Chris Stapleton at the Amp Chris Stapleton at the Amp
Outlaw country stars Brent Cobb and Chris Stapleton sandwiched the rhinestone-boot-wearing Nashville country great Marty Stuart at the Amp on Friday, June 22, letting us forget... Chris Stapleton at the Amp

Outlaw country stars Brent Cobb and Chris Stapleton sandwiched the rhinestone-boot-wearing Nashville country great Marty Stuart at the Amp on Friday, June 22, letting us forget about what’s happening in pop country today.

Cobb, the Georgia born singer-songwriter took the stage first for a heavy-hitting, 30-minute set. While his recently released studio album, Providence Canyon, features more acoustic guitar-driven songs, his live show was as much southern rock as it was country.

Following Cobb, Marty Stuart and the Fabulous Superlatives took the stage in coordinating black and blue, rhinestone embellished, Country & Western outfits for a far better than expected show (and I came with high hopes). They opened the set with Stuart’s honky-tonk classics, getting the crowd moving, but quickly showed their versatility and vocal range with a powerful cover of “Ring of Fire” by Johnny Cash and an acoustic, bluegrass cover of “Pretty Boy Floyd” by Woody Guthrie. Marty and his band even yodeled A capella, a skill he claimed he learned in Mountain Home, before he shredded on a well-worn and autographed mandolin. The band members each lead a song of their own, displaying the impressive vocal, as well as instrumental, talent in Marty’s band. The crowd was engaged and wooing throughout Marty’s set. Marty’s showmanship oozed from the start to close of the set.

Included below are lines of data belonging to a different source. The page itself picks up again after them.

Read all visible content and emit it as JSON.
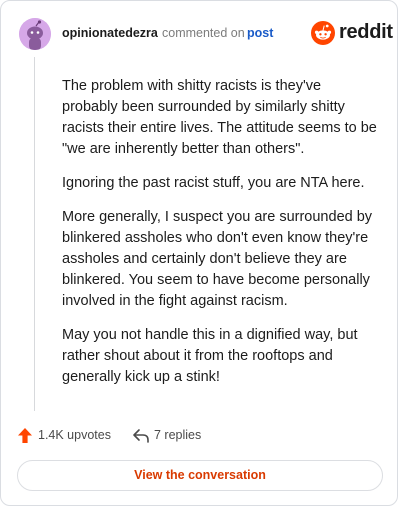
{
  "header": {
    "username": "opinionatedezra",
    "commented_on": "commented on",
    "post_link": "post",
    "brand": "reddit"
  },
  "comment": {
    "paragraphs": [
      "The problem with shitty racists is they've probably been surrounded by similarly shitty racists their entire lives. The attitude seems to be \"we are inherently better than others\".",
      "Ignoring the past racist stuff, you are NTA here.",
      "More generally, I suspect you are surrounded by blinkered assholes who don't even know they're assholes and certainly don't believe they are blinkered. You seem to have become personally involved in the fight against racism.",
      "May you not handle this in a dignified way, but rather shout about it from the rooftops and generally kick up a stink!"
    ]
  },
  "actions": {
    "upvotes": "1.4K upvotes",
    "replies": "7 replies"
  },
  "footer": {
    "view_button": "View the conversation"
  },
  "colors": {
    "accent": "#d93a00",
    "reddit_orange": "#ff4500",
    "link_blue": "#1a5bc8",
    "avatar_bg": "#d6a8e8"
  },
  "icons": {
    "avatar": "snoo-avatar-icon",
    "brand": "reddit-logo-icon",
    "upvote": "upvote-arrow-icon",
    "reply": "reply-arrow-icon"
  }
}
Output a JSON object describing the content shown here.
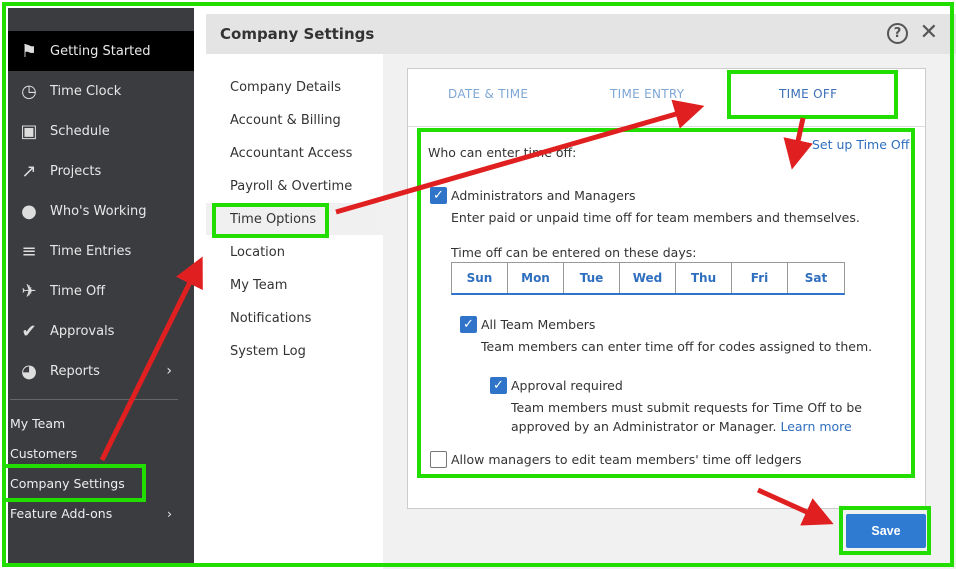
{
  "sidebar": {
    "items": [
      {
        "label": "Getting Started",
        "icon": "flag-icon"
      },
      {
        "label": "Time Clock",
        "icon": "clock-icon"
      },
      {
        "label": "Schedule",
        "icon": "calendar-icon"
      },
      {
        "label": "Projects",
        "icon": "trend-icon"
      },
      {
        "label": "Who's Working",
        "icon": "location-pin-icon"
      },
      {
        "label": "Time Entries",
        "icon": "list-clock-icon"
      },
      {
        "label": "Time Off",
        "icon": "airplane-icon"
      },
      {
        "label": "Approvals",
        "icon": "double-check-icon"
      },
      {
        "label": "Reports",
        "icon": "pie-chart-icon"
      }
    ],
    "links": [
      "My Team",
      "Customers",
      "Company Settings",
      "Feature Add-ons"
    ]
  },
  "modal": {
    "title": "Company Settings",
    "help": "?",
    "close": "✕",
    "nav": [
      "Company Details",
      "Account & Billing",
      "Accountant Access",
      "Payroll & Overtime",
      "Time Options",
      "Location",
      "My Team",
      "Notifications",
      "System Log"
    ],
    "tabs": [
      "DATE & TIME",
      "TIME ENTRY",
      "TIME OFF"
    ],
    "who_label": "Who can enter time off:",
    "setup_link": "Set up Time Off",
    "admins": {
      "label": "Administrators and Managers",
      "desc": "Enter paid or unpaid time off for team members and themselves.",
      "checked": true
    },
    "days_label": "Time off can be entered on these days:",
    "days": [
      "Sun",
      "Mon",
      "Tue",
      "Wed",
      "Thu",
      "Fri",
      "Sat"
    ],
    "team": {
      "label": "All Team Members",
      "desc": "Team members can enter time off for codes assigned to them.",
      "checked": true
    },
    "approval": {
      "label": "Approval required",
      "desc1": "Team members must submit requests for Time Off to be",
      "desc2": "approved by an Administrator or Manager.",
      "learn": "Learn more",
      "checked": true
    },
    "ledger": {
      "label": "Allow managers to edit team members' time off ledgers",
      "checked": false
    },
    "save": "Save"
  },
  "colors": {
    "highlight": "#22dd00",
    "arrow": "#e02020",
    "accent": "#2f74c8"
  }
}
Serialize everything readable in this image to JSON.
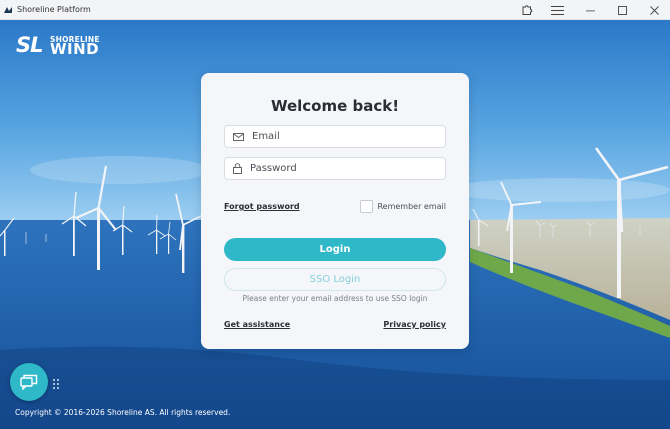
{
  "window": {
    "title": "Shoreline Platform"
  },
  "logo": {
    "mark": "SL",
    "line1": "SHORELINE",
    "line2": "WIND"
  },
  "login": {
    "title": "Welcome back!",
    "email_placeholder": "Email",
    "email_value": "",
    "password_placeholder": "Password",
    "password_value": "",
    "forgot_label": "Forgot password",
    "remember_label": "Remember email",
    "remember_checked": false,
    "login_label": "Login",
    "sso_label": "SSO Login",
    "sso_hint": "Please enter your email address to use SSO login",
    "assistance_label": "Get assistance",
    "privacy_label": "Privacy policy"
  },
  "footer": {
    "copyright": "Copyright © 2016-2026 Shoreline AS. All rights reserved."
  },
  "icons": {
    "app": "app-logo-icon",
    "extensions": "puzzle-icon",
    "menu": "hamburger-icon",
    "minimize": "minimize-icon",
    "maximize": "maximize-icon",
    "close": "close-icon",
    "email": "envelope-icon",
    "password": "lock-icon",
    "chat": "chat-bubbles-icon",
    "drag": "drag-handle-icon"
  },
  "colors": {
    "accent": "#2eb8c8",
    "sso_text": "#86d0da",
    "card_bg": "#f4f6fa",
    "sky": "#3e8fd6",
    "sea": "#1b5ea8"
  }
}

Finally, five-time Grammy award-winning artist Chris Stapleton  took the stage before a sold out crowd. Stapleton’s rightfully loyal fans showed out, and his grit-and-honey voice and bluesy guitar riffs did not disappoint.

Stapleton opened with “Midnight Train to Memphis,” a song he originally wrote and recorded with his former band, the Steeldrivers. The rocking, outlaw country continued over the next few opening tracks, including “Them Stems,” “Nobody to Blame,” and “Hard Livin’.”

The crowd sat down for the love song, “Millionaire,” written by Kevin Welch out of Austin. Stapleton followed with another sweet, singalong ballad “Fire Away,” ending it by asking the crowd to wave their lighters and phones in the air for the final verse.

Next, Stapleton brought out Cobb to play “Might As Well Get Stoned.” This collaboration featured a bluesy, slide solo from Stapleton’s guitar player, before playing “Trying to Untangle My Mind.”

Stuart joined Stapleton to play two of Stuart’s songs, “Now That’s Country” and “Honky Tonk is What I Do Best.” Following the collaboration with Stuart, Stapleton took back the spotlight to play a breathtaking, “Difference Between Whiskey and You,” solo with his acoustic guitar.

The full band came back for the rest of the set including, “Broken Halos,” “Second One to Know,” “Traveller,” “I Was Wrong,” a mashup of Lynyrd Skynyrd’s “Freebird” and “Devil Named Music,” and “Parachute.” Stapleton finished the set with one of his most popular songs, “Tennessee Whiskey,” introducing his band while still singing.

The band exited the stage briefly and returned for a brief, three-song encore, including “Outlaw State of Mind,” “Death Row,” and “Sometimes I Cry.”

Katherine Purcell

Elementary art teacher in Fort Smith, AR who spends most of her free time catching shows.